Arts Are Crafted in 'Camp'
Friday, August 8, 2003
IMAGINE "Fame" reinterpreted as an indie film and you have some sense of "Camp," Todd Graff's enjoyable if clunky story about talented summer-camp kids who'd rather be listening to Stephen Sondheim than short-sheeting their bunkmates.
At times the movie hits some wrong notes, as a few of the young performers aren't always in top acting form. But their occasional clumsiness is easily coated over by the movie's overarching goodwill. Graff, the writer-director, was a former camp counselor at the celebrity-studded performing arts camp Stagedoor Manor in Loch Sheldrake, N.Y. Clearly he has written this from the heart, and that warmth gets to us. We're never given any reason to feel superior or laugh at the unusual kids that have come to sing, dance and dream of Broadway.
Vlad (Daniel Letterle), the central character, is a fresh-faced kid who walks into Camp Ovation with post-Jimmy Dean swagger. He's good-looking and has a cool air. He's also talented, likes to practice acting routines in front of the mirror, plays a mean acoustic guitar and has a nice voice. And he's sweet-natured. Is he straight or gay? In a camp where virtually every male is gay and makes jokes about queens or Stella Dallas, that's a significant question. The teenage girls and boys, alike, watch with vested anticipation.
Uber-bitchy blonde Jill (Alana Allen) lays the matter to rest, or thinks she does, by inviting Vlad into her humble room and seducing him. But Vlad seems to be available to almost everyone. Ellen (Joanna Chilcoat), a pretty if slightly chubby music snob, falls prey to his charms. And Vlad's extremely gay roommate, Michael (Robin De Jesus), is deeply intrigued by the newcomer's surprisingly friendly overtures.
What is Vlad's deal? That's the main strand of the television-style plot. We also wonder about the jaded Bert Hanley (Don Dixon), a visiting director and has-been who spends the first 24 hours of his arrival drinking in front of the camp's main office.

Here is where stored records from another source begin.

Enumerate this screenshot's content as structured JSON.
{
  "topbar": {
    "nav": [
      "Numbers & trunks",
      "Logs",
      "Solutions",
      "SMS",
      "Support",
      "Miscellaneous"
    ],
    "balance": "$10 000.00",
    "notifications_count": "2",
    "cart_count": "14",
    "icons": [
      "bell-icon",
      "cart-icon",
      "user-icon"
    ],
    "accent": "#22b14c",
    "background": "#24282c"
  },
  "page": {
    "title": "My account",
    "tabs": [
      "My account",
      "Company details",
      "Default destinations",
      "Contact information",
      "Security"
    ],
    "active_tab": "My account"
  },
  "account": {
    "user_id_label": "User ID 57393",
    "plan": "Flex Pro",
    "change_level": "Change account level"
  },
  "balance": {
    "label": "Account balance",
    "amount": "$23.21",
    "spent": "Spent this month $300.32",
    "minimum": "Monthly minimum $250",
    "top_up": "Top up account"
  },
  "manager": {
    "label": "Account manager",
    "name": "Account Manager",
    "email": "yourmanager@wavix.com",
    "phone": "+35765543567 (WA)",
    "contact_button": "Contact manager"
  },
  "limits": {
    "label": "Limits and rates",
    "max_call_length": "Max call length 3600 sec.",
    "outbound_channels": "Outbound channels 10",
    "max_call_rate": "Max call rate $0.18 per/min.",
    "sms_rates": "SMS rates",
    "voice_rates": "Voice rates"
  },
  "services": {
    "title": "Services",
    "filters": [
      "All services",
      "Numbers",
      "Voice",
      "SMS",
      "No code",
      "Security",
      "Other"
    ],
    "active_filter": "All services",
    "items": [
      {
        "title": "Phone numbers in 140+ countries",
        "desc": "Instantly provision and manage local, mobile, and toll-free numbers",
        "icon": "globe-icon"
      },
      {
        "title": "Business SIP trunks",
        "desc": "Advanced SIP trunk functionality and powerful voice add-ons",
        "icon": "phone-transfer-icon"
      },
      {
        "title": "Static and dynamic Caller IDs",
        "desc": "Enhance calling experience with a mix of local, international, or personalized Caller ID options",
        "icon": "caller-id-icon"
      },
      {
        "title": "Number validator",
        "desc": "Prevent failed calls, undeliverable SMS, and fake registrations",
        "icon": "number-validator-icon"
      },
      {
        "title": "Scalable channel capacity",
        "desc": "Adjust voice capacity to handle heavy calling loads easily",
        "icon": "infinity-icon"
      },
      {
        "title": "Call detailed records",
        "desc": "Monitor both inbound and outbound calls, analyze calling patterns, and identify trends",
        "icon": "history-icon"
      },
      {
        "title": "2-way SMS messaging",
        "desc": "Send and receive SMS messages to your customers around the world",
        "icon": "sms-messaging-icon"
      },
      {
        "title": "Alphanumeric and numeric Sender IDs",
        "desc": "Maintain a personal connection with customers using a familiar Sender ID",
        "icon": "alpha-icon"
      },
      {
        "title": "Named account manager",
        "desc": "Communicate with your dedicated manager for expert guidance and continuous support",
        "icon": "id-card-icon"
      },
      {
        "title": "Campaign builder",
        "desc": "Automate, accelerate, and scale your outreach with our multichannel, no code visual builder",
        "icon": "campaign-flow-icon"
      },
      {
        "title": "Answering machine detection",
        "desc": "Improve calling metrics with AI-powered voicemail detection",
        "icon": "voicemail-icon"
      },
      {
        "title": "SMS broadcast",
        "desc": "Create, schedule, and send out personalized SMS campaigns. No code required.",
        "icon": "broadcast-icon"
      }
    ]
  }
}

And then there's the vicious psychodrama between nasty Jill and her curly-haired roommate, Fritzi (Anna Kendrick), who starts off as Jill's devoted doormat, only to turn into a psychotic back-stabber who seems to have watched "All About Eve" and "Heathers" too many times.
If the story only cares to follow the "Fame" and summer-camp movie cliches, it does so knowingly and open-heartedly. Graff's no Stanley Kubrick, but he knows how to evoke the pure excitement of small-time performance (with the usual hyperbole of professional staging, lighting and back-up music this camp probably couldn't afford). Tiffany Taylor's rendition of "Here's Where I Stand" and that evil Fritzi's performance of "Ladies Who Lunch" are quite rousing and powerful. In "Camp," a movie about the big hopes of young performers, the high points don't get bigger and better than this.